My genetic susceptibility to liking bad TV has forced me to get sucked into yet another reality show, The City. 'Tis The Hills, transported to NY, a bit glossier and higher-fashion and less tan, but basically the exact same people and scripted pseudo-drama. If you watch it, you’ve likely noticed the crazy attention paid to Whitney Port’s legs in nearly every scene (admittedly, they are quite gazelle-like). Models strut catwalks, dresses run extremely short, and everyone is rail thin.
During Monday night’s episode, Willowy Whitney's pal, Allie, a model, is repeated asked by her former boss (who runs fashion company People’s Revolution) if she’s “okay,’ because she “seem[s] a little skinny.” Allie swears she is healthy and naturally thin and the questioning/accusations upset her. If you’re interested, or looking to kill some time at work and yesterday’s PETA ad is too likely to set off Inappropriate Email alarms at work, take a look at the City clip here.
"That's my life -- I'm used to it," Allie tells Whitney. "I'm a model, I'm supposed to be skinny."
So, this brings us to the age-old question: Is it appropriate to ask a skinny woman if she is “okay”? Good intentions or schadenfreude aside, what makes people think it’s acceptable? Does it matter if they REALLY care about the skinny person and are fearful she has an eating disorder? Because even if they do truly care, Skinny Girl may just naturally be thin. Or, sadly, she may be sick with something like cancer or Crohn’s Disease. On the other hand, she may have an ED but (and I speak partly from experience here), asking a woman with anorexia if she’s OK because she looks too thin is like being paid the ultimate compliment.
I’ve written about public weight commentary before - remember my girlfriend, R., who was out with her little girl when a grandpa-aged man approached the two of them and announced, completely unsolicited and pointing at R's daughter, "She needs to go on a DIET!"
Her daughter was, at the time, five months old.
I have been on both sides of such commentary, starting from when I was younger and constantly greeted with comments from my parents' friends of, "Oh, she's so big!" (I was tall). In grad school, I was on the thinner side, dolled up at a black-tie benefit and a doctor I worked with grabbed my waist and told me I needed to eat more. Both sucked.

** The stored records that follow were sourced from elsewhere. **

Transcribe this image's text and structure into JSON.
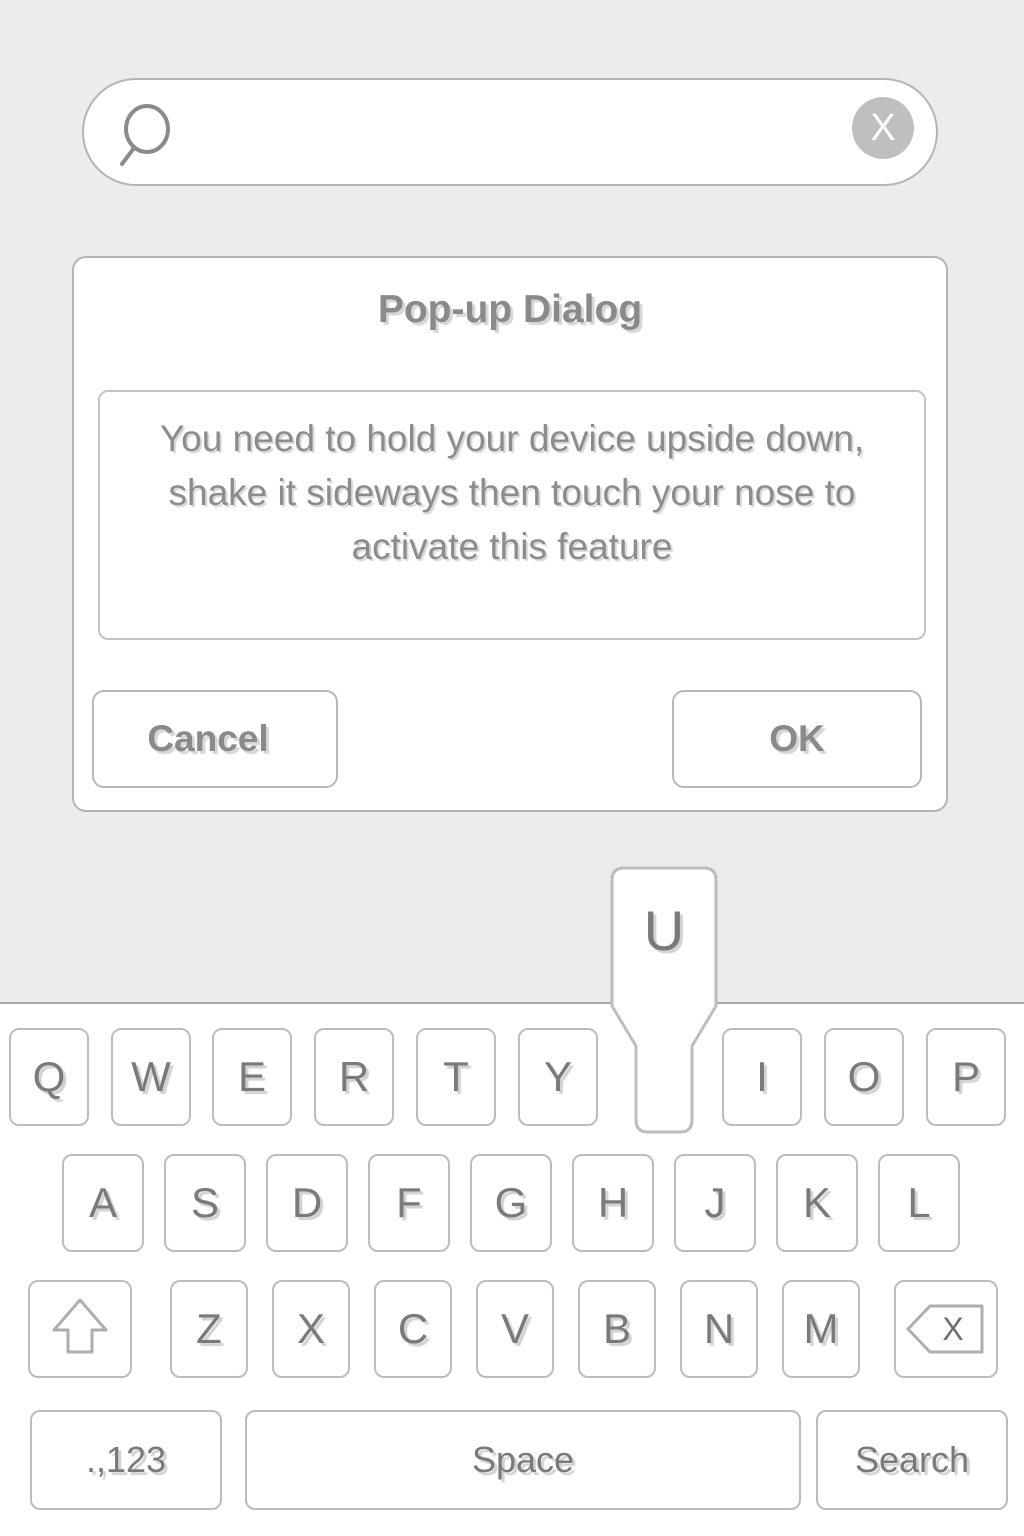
{
  "search": {
    "icon": "search-icon",
    "value": "",
    "placeholder": "",
    "clear_label": "X",
    "clear_icon": "close-circle-icon"
  },
  "dialog": {
    "title": "Pop-up Dialog",
    "message": "You need to hold your device upside down, shake it sideways then touch your nose to activate this feature",
    "cancel_label": "Cancel",
    "ok_label": "OK"
  },
  "key_popup": {
    "label": "U"
  },
  "keyboard": {
    "row1": [
      "Q",
      "W",
      "E",
      "R",
      "T",
      "Y",
      "U",
      "I",
      "O",
      "P"
    ],
    "row2": [
      "A",
      "S",
      "D",
      "F",
      "G",
      "H",
      "J",
      "K",
      "L"
    ],
    "row3": [
      "Z",
      "X",
      "C",
      "V",
      "B",
      "N",
      "M"
    ],
    "shift_icon": "shift-arrow-up-icon",
    "backspace_icon": "backspace-icon",
    "backspace_label": "X",
    "numbers_label": ".,123",
    "space_label": "Space",
    "search_label": "Search"
  },
  "colors": {
    "background": "#ececec",
    "surface": "#ffffff",
    "border": "#b4b4b8",
    "text": "#7a7a7a",
    "clear_button": "#bfbfbf"
  }
}
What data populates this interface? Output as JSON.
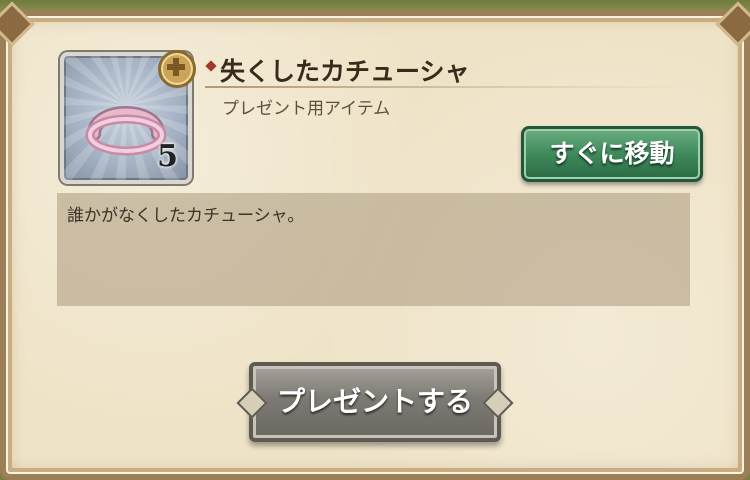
{
  "item": {
    "name": "失くしたカチューシャ",
    "type_label": "プレゼント用アイテム",
    "quantity": "5",
    "icon": "pink-headband-icon",
    "description": "誰かがなくしたカチューシャ。"
  },
  "actions": {
    "move_now_label": "すぐに移動",
    "present_label": "プレゼントする"
  }
}
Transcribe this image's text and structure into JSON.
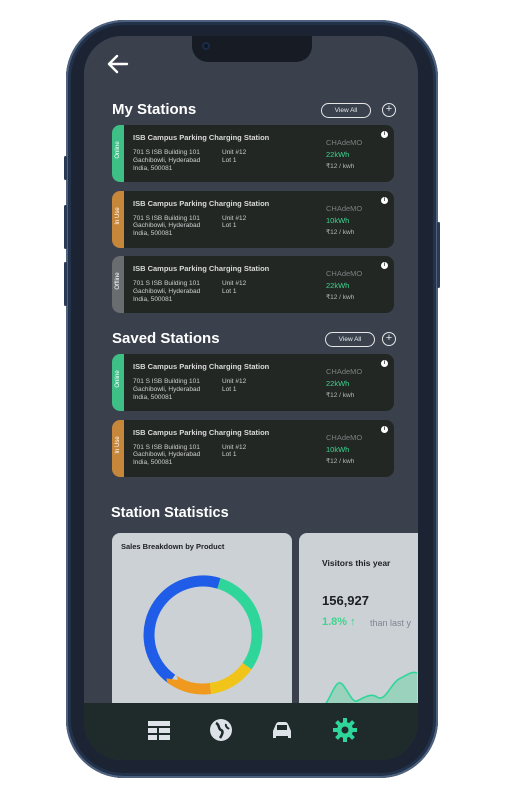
{
  "header": {
    "back_icon": "back-arrow-icon"
  },
  "my_stations": {
    "title": "My Stations",
    "view_all": "View All",
    "add_icon": "plus-icon",
    "stations": [
      {
        "status": "Online",
        "status_color": "#3dbf86",
        "name": "ISB Campus Parking Charging Station",
        "address": [
          "701 S ISB Building 101",
          "Gachibowli, Hyderabad",
          "India, 500081"
        ],
        "unit": [
          "Unit #12",
          "Lot 1"
        ],
        "connector": "CHAdeMO",
        "power": "22kWh",
        "price": "₹12 / kwh"
      },
      {
        "status": "In Use",
        "status_color": "#c7873a",
        "name": "ISB Campus Parking Charging Station",
        "address": [
          "701 S ISB Building 101",
          "Gachibowli, Hyderabad",
          "India, 500081"
        ],
        "unit": [
          "Unit #12",
          "Lot 1"
        ],
        "connector": "CHAdeMO",
        "power": "10kWh",
        "price": "₹12 / kwh"
      },
      {
        "status": "Offline",
        "status_color": "#6a6d70",
        "name": "ISB Campus Parking Charging Station",
        "address": [
          "701 S ISB Building 101",
          "Gachibowli, Hyderabad",
          "India, 500081"
        ],
        "unit": [
          "Unit #12",
          "Lot 1"
        ],
        "connector": "CHAdeMO",
        "power": "22kWh",
        "price": "₹12 / kwh"
      }
    ]
  },
  "saved_stations": {
    "title": "Saved Stations",
    "view_all": "View All",
    "add_icon": "plus-icon",
    "stations": [
      {
        "status": "Online",
        "status_color": "#3dbf86",
        "name": "ISB Campus Parking Charging Station",
        "address": [
          "701 S ISB Building 101",
          "Gachibowli, Hyderabad",
          "India, 500081"
        ],
        "unit": [
          "Unit #12",
          "Lot 1"
        ],
        "connector": "CHAdeMO",
        "power": "22kWh",
        "price": "₹12 / kwh"
      },
      {
        "status": "In Use",
        "status_color": "#c7873a",
        "name": "ISB Campus Parking Charging Station",
        "address": [
          "701 S ISB Building 101",
          "Gachibowli, Hyderabad",
          "India, 500081"
        ],
        "unit": [
          "Unit #12",
          "Lot 1"
        ],
        "connector": "CHAdeMO",
        "power": "10kWh",
        "price": "₹12 / kwh"
      }
    ]
  },
  "statistics": {
    "title": "Station Statistics",
    "sales": {
      "title": "Sales Breakdown by Product",
      "segments": [
        {
          "color": "#1f5de8",
          "share": 0.45
        },
        {
          "color": "#2fd69a",
          "share": 0.3
        },
        {
          "color": "#f0c419",
          "share": 0.13
        },
        {
          "color": "#ef9a1f",
          "share": 0.12
        }
      ]
    },
    "visitors": {
      "title": "Visitors this year",
      "value": "156,927",
      "change": "1.8%",
      "arrow": "↑",
      "suffix": "than last y"
    }
  },
  "navbar": {
    "items": [
      {
        "icon": "dashboard-icon",
        "active": false
      },
      {
        "icon": "globe-icon",
        "active": false
      },
      {
        "icon": "car-icon",
        "active": false
      },
      {
        "icon": "settings-icon",
        "active": true
      }
    ],
    "active_color": "#2fd69a",
    "inactive_color": "#dde3e8"
  },
  "colors": {
    "screen_bg": "#3a414d",
    "card_bg": "#222724",
    "accent_green": "#3ed58e"
  }
}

I really don't understand what goes on in peoples' minds. Why is it considered acceptable by so many to comment on total strangers' weights? If you really, truly care about someone’s health, that’s a different story – you sit down and have a serious heart-to-heart, stating your concerns and encouraging them that you love them and will do whatever they need to get help. You don’t just toss off a comment at dinner between the first and second course.
What do you think? Does it really matter if Model Allie is too skinny? She IS a fashion model, after all, and her job requires a thin frame. If she’s eating and not subsisting on coffee and cigs, she could be naturally thin. Regardless, when is it (if ever) OK to ask a thin person if they’re “OK”?
PS Feeling proactive? Visit the Healthy Model Coalition - they’re launching a letter-writing campaign to introduce legislation that would require models for adult clothing to be at least 16 years old and have a minimum BMI of 18.5, the World Health Organization's standard for a minimum healthy adult's BMI.
PPS The following message is brought to you by the Emergency Public Sexercise Broadcasting System:
My NeverSayDiet editors are looking for some adventurous readers based in NYC who a) want to be on TV b) have a partner with whom they feel comfortable doing something called “sexercise” and c) are up to combining the two. It’s a super fun-sounding press event at New York Health and Racquet Club, led by NSD virtual coach Amy Bento, who will take you through a series of exercises designed to get you in shape with your partner as part of our "Help Him Help You" initiative. The class is at 11 am on Feb. 11 at the 23rd & 6th branch of NYHRC. Email me at email@example.com for more info. To whet your appetite, here are two sample move you could try out:
Cheek to Cheek Bends - Couples will stand back to back and take turns bending forward and back supporting the other partner's stretch. When they return to the neutral position they will bring their arms over head for pause and blood flow to return to normal down the back. The reps will alternate between partners.
Tantric Hamstring Stretch - You will assume a missionary-like position on the floor. The partner lying on the floor will be stretched by the kneeling partner. One hamstring at a time will be stretched as the kneeling partner will be between the lying partners legs pressing their body weight forward for max stretch.
Allow me to say, I would SO do this if I lived in NY. Need proof I’m not just talking the talk? Read this Women's Health article I wrote a while back. Sorry, Mom.